Two Cases of ST-Segment Elevation

December 31, 2006

A 51-year-old man with hypertension, type 2 diabetes mellitus, and hypercholesterolemiapresents with a 1-hour history of substernal chest discomfort anddyspnea. He was given sublingual nitroglycerin in the emergency department,but his symptoms did not resolve.

Case 1:
Middle-aged Man With Chest Pain and Dyspnea


A 51-year-old man with hypertension, type 2 diabetes mellitus, and hypercholesterolemiapresents with a 1-hour history of substernal chest discomfort anddyspnea. He was given sublingual nitroglycerin in the emergency department,but his symptoms did not resolve.Based on the presenting ECG, what is the most likely cause of hissymptoms?

A.

Inferior wall myocardial infarction (MI).

B.

Posterior wall MI.

C.

Anterior wall MI.

D.

Lateral wall MI.

E.

Anterolateral wall MI.

F.

Acute pericarditis.

Case 1: Middle-aged man with chest pain and dyspnea.

The ECG tracingshows an

anterolateral wall MI,

E.

The most striking abnormality is the markedST-segment elevation in the anterolateral leads (V

2

through V

6

and I,aVL).A useful tool for crude ECG localization of MI is a classification providedby the American Heart Association

1

:

  • Anterolateral: ST-segment elevation in leads V3 through V6 (occasionally Iand aVL).
  • Anterior: ST-segment elevation in leads V3 and V4.
  • Anteroseptal: ST-segment elevation in leads V1 through V4.
  • Lateral: ST-segment elevation in leads V5 and V6 (occasionally I and aVL).
  • Inferior: ST-segment elevation in leads II, III, and aVF.
  • Posterior: Wide R wave in V1 and V2.

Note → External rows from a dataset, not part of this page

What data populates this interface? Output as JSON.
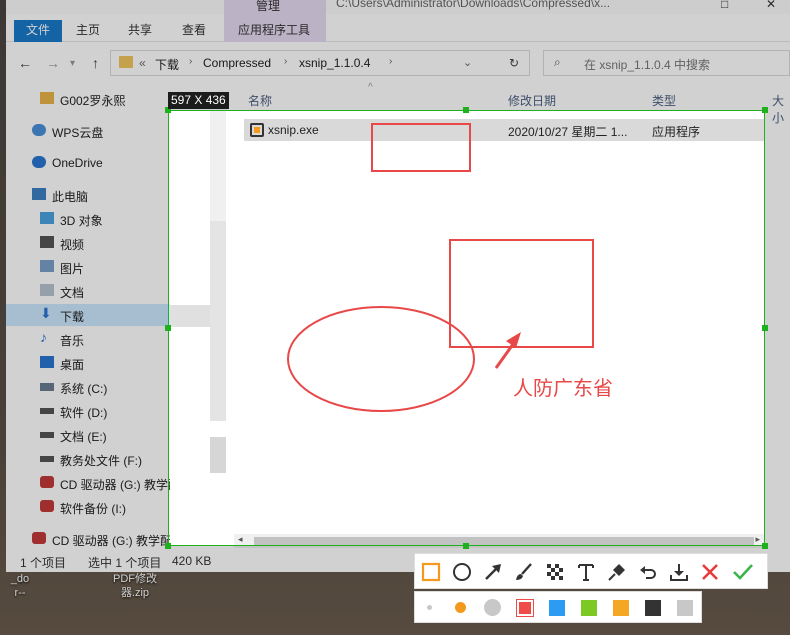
{
  "window": {
    "path_title": "C:\\Users\\Administrator\\Downloads\\Compressed\\x...",
    "tabs": {
      "file": "文件",
      "home": "主页",
      "share": "共享",
      "view": "查看",
      "manage_group": "管理",
      "app_tools": "应用程序工具"
    }
  },
  "address": {
    "prefix": "«",
    "crumbs": [
      "下载",
      "Compressed",
      "xsnip_1.1.0.4"
    ],
    "search_placeholder": "在 xsnip_1.1.0.4 中搜索"
  },
  "sidebar": {
    "items": [
      {
        "label": "G002罗永熙",
        "icon": "folder-icon"
      },
      {
        "label": "WPS云盘",
        "icon": "cloud-icon"
      },
      {
        "label": "OneDrive",
        "icon": "cloud-icon"
      },
      {
        "label": "此电脑",
        "icon": "computer-icon"
      },
      {
        "label": "3D 对象",
        "icon": "cube-icon"
      },
      {
        "label": "视频",
        "icon": "video-icon"
      },
      {
        "label": "图片",
        "icon": "picture-icon"
      },
      {
        "label": "文档",
        "icon": "document-icon"
      },
      {
        "label": "下载",
        "icon": "download-icon"
      },
      {
        "label": "音乐",
        "icon": "music-icon"
      },
      {
        "label": "桌面",
        "icon": "desktop-icon"
      },
      {
        "label": "系统 (C:)",
        "icon": "drive-icon"
      },
      {
        "label": "软件 (D:)",
        "icon": "drive-icon"
      },
      {
        "label": "文档 (E:)",
        "icon": "drive-icon"
      },
      {
        "label": "教务处文件 (F:)",
        "icon": "drive-icon"
      },
      {
        "label": "CD 驱动器 (G:) 教学配",
        "icon": "cd-icon"
      },
      {
        "label": "软件备份 (I:)",
        "icon": "drive-icon"
      },
      {
        "label": "CD 驱动器 (G:) 教学配套盘",
        "icon": "cd-icon"
      }
    ]
  },
  "columns": {
    "name": "名称",
    "modified": "修改日期",
    "type": "类型",
    "size": "大小"
  },
  "files": [
    {
      "name": "xsnip.exe",
      "modified": "2020/10/27 星期二 1...",
      "type": "应用程序"
    }
  ],
  "status": {
    "count": "1 个项目",
    "selected": "选中 1 个项目",
    "size": "420 KB"
  },
  "snip": {
    "size_label": "597 X 436",
    "annotation_text": "人防广东省"
  },
  "toolbar": {
    "tools": [
      "rectangle-icon",
      "ellipse-icon",
      "arrow-icon",
      "brush-icon",
      "mosaic-icon",
      "text-icon",
      "pin-icon",
      "undo-icon",
      "download-icon",
      "cancel-icon",
      "confirm-icon"
    ],
    "colors": {
      "accent": "#f39a1d",
      "annotation": "#e84848",
      "swatches": [
        "#f04b4b",
        "#2b9cf2",
        "#7cc924",
        "#f5a623",
        "#333333",
        "#c8c8c8"
      ]
    }
  },
  "desktop": {
    "labels": [
      "_do",
      "r--",
      "PDF修改",
      "器.zip"
    ]
  }
}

Patients with pericarditis may present with diffuse ST-segment elevationand PR-segment depression. Although this patient has ST-segment elevation ina number of leads, the ST segments in III and aVF are depressed. This inferiorST-segment depression represents

reciprocal

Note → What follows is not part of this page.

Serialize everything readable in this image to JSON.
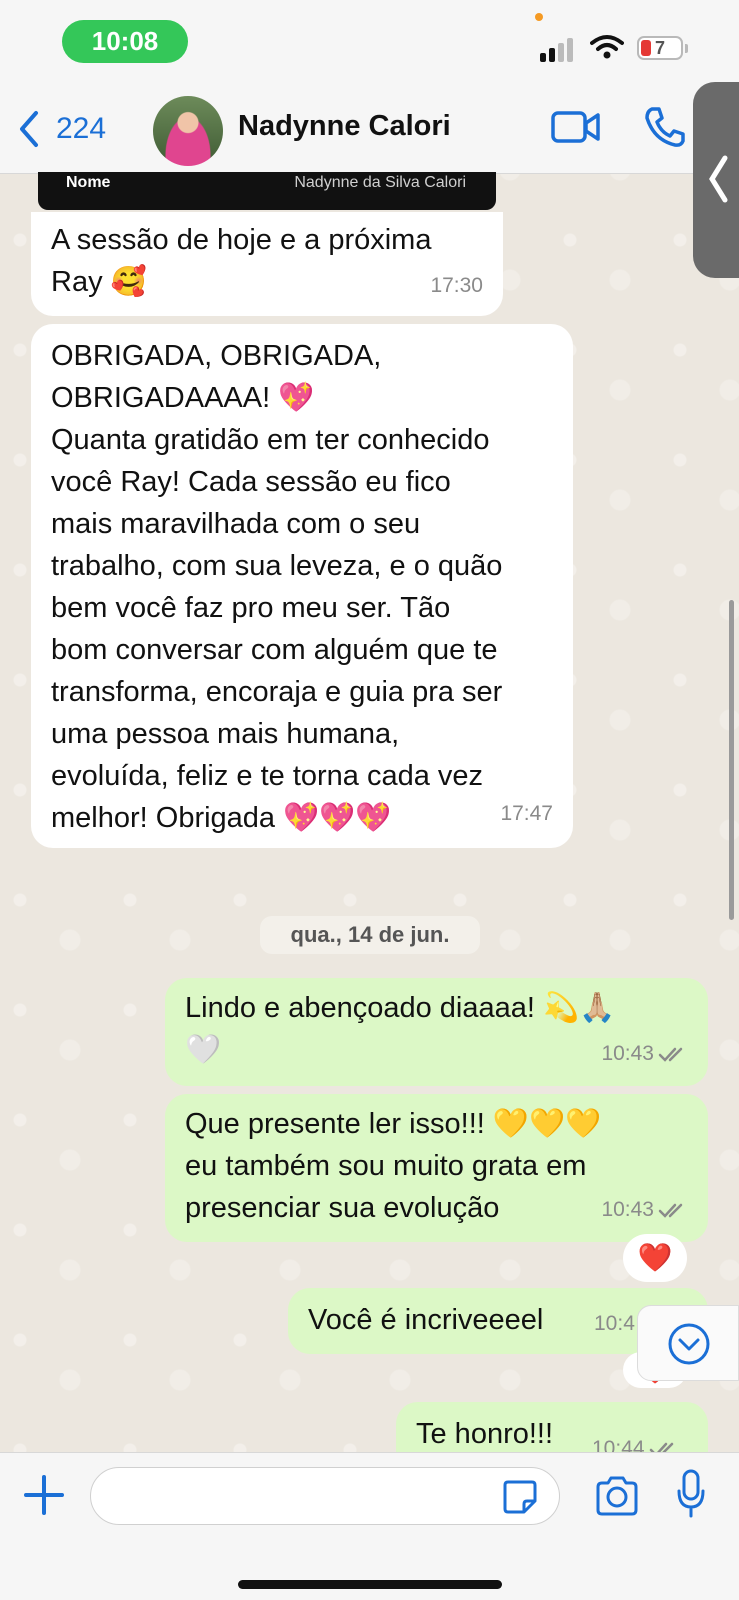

changes from the acute anterolateralinjury.In this patient, a total occlusion of the proximal left anterior descendingcoronary artery was successfully treated with intracoronary stenting.

REFERENCE:
1.

Surawicz B, Uhley H, Borun R, et al. The quest for optimal electrocardiography. Task Force I: standardizationof terminology and interpretation.

Am J Cardiol.

1978;41:130-145.

Case 2:
Middle-aged Woman With Abdominal Discomfort and Vague Chest Pain


A 60-year-old hypertensive woman presents with a 3-hour history of abdominaldiscomfort and vague chest pain that began after dinner. She experienced nauseaand vomiting an hour before admission.Which of the following does the ECG implicate as the most likely cause ofher symptoms?

A.

Inferior wall myocardial infarction (MI).

B.

Right ventricular MI.

C.

Anterior wall MI.

D.

Inferolateral wall MI.

E.

Anterolateral wall MI.

F.

Acute pericarditis.

Case 2: Middle-aged woman with abdominal discomfort and vague chestpain.

The ECG tracing shows an

acute inferolateral wall MI,

D.

The moststriking abnormality is the marked "tombstone" ST-segment elevation in theinferior leads (II, III, and aVF). There is ST-segment elevation in leads I andaVL, which represents lateral injury. This pattern is typical of inferolateral MI.There is also evidence of anterior

reciprocal

ST-segment depression, whichmay represent posterior wall involvement.The following are additional discriminating criteria for inferior MI:

  • ST-segment elevation in I, aVL, V5, and V6 suggests lateral wall involvement.
  • ST-segment depression in V1 through V3 suggests reciprocal changes and/orposterior wall subepicardial injury.
  • ST-segment elevation in V1 suggests right ventricular infarction (not presentin this patient's ECG).

In contrast, acute pericarditis would present with more diffuse ST-segmentelevation and PR-segment depression.It is very rare for acute MI to result from simultaneous occlusion of morethan 1 major coronary artery. The culprit may be a large right coronary arterythat supplies the posterolateral and distal anterior wall (by "wrapping around"the cardiac apex). A second possibility is a large left circumflex artery.In this patient, a total occlusion of the proximal right coronary artery wassuccessfully treated with intracoronary stenting.